This week, Supreme Court Justice, and lifelong Yankee fan, Sonia Sotomayor took in a game and naturally, she sat in the Judge’s Chambers. Looks like she had a great time, too! Even though Judge has been slumping since he destroyed everyone at the Home Run Derby, the Yanks took one from the Sox.
Acquitted Obstructionist Barry Bonds
Barry Bonds, whose appeals are finally over after his conviction was reversed, cost American taxpayers a pretty penny. Bonds was prosecuted federally, so we are all paying: this was not a local jurisdictional exercise. This was a substantial expenditure by the United States government. The notice filed yesterday that the government would not attempt to appeal the case to the Supreme Court effectively ends the case, and avoids any additional cost. However, the cost of that final appeal would have been a drop in the bucket of the total cost of prosecuting this case.

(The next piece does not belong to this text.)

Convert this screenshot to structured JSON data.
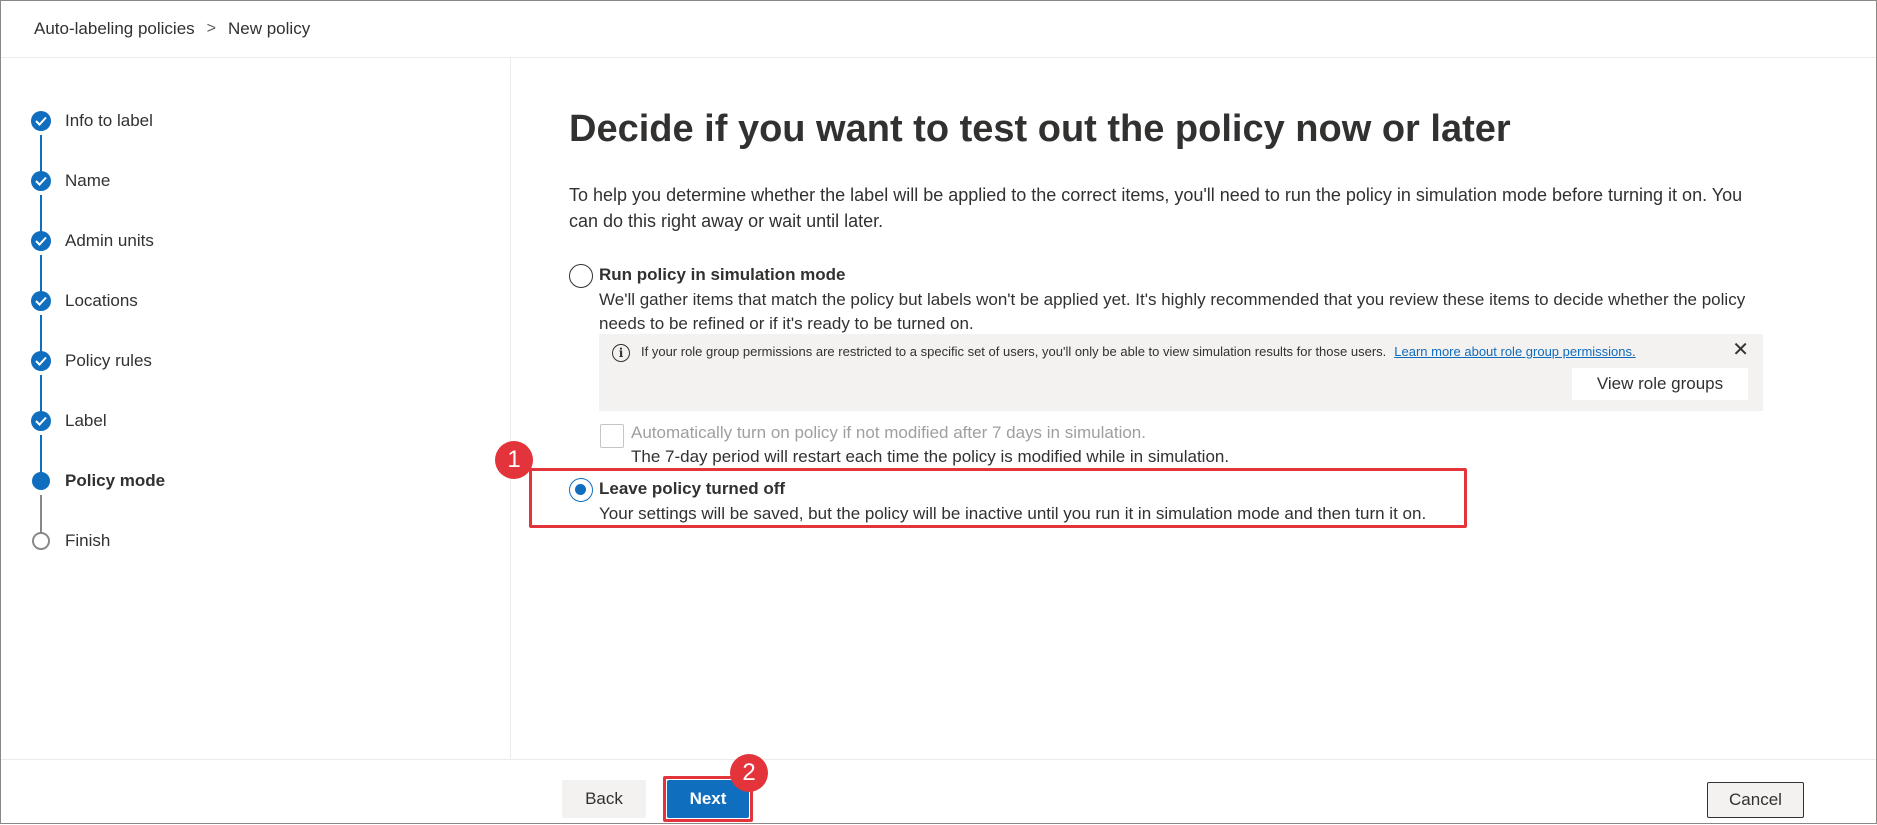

Estimates back in 2009 put the cost of the trial at around $6 million. But the trial was the culmination of many years of investigation, whose tally was estimated several years back to be from $55 million up to $100 million. I have not been able to find any more recent estimates, nor any estimates that include the ongoing appellate tally, which included the original appeal, then the larger panel appellate rehearing which finally reversed the one charge of which Bonds was convicted. The Roger Clemens trial may have cost another $10 million or more. That’s a lot of money which was ultimately put toward proving cheating in baseball. While it may be the national pastime; it is not a public interest that needs a government referee (or umpire). The conclusion of Bonds’ case may finally have put an end to this costly undertaking. An undertaking whose bill was paid by U.S. taxpayers.
Posted in California, Criminal Law, Federal
Tagged appeal, balco, barry bonds, baseball, drugs, jeff novitsky, mlb, obstruction, perjury, roger clemens, trial, witch hunt
LA Dodgers’ star outfielder Yasiel Puig was arrested yesterday coming of the Alligator Alley for Willful and Wanton Reckless Driving. So far the reports I have located indicate Puig was going 110 in a 70. unless there was more to the driving pattern, that means this is a bad arrest. In Florida, case law dictates that speed alone is insufficient to constitute reckless driving. This case doesn’t even qualify as a 50 over speeding ticket. Maybe later reports will indicate that he was doing something else reckless, otherwise this charge should not hold up.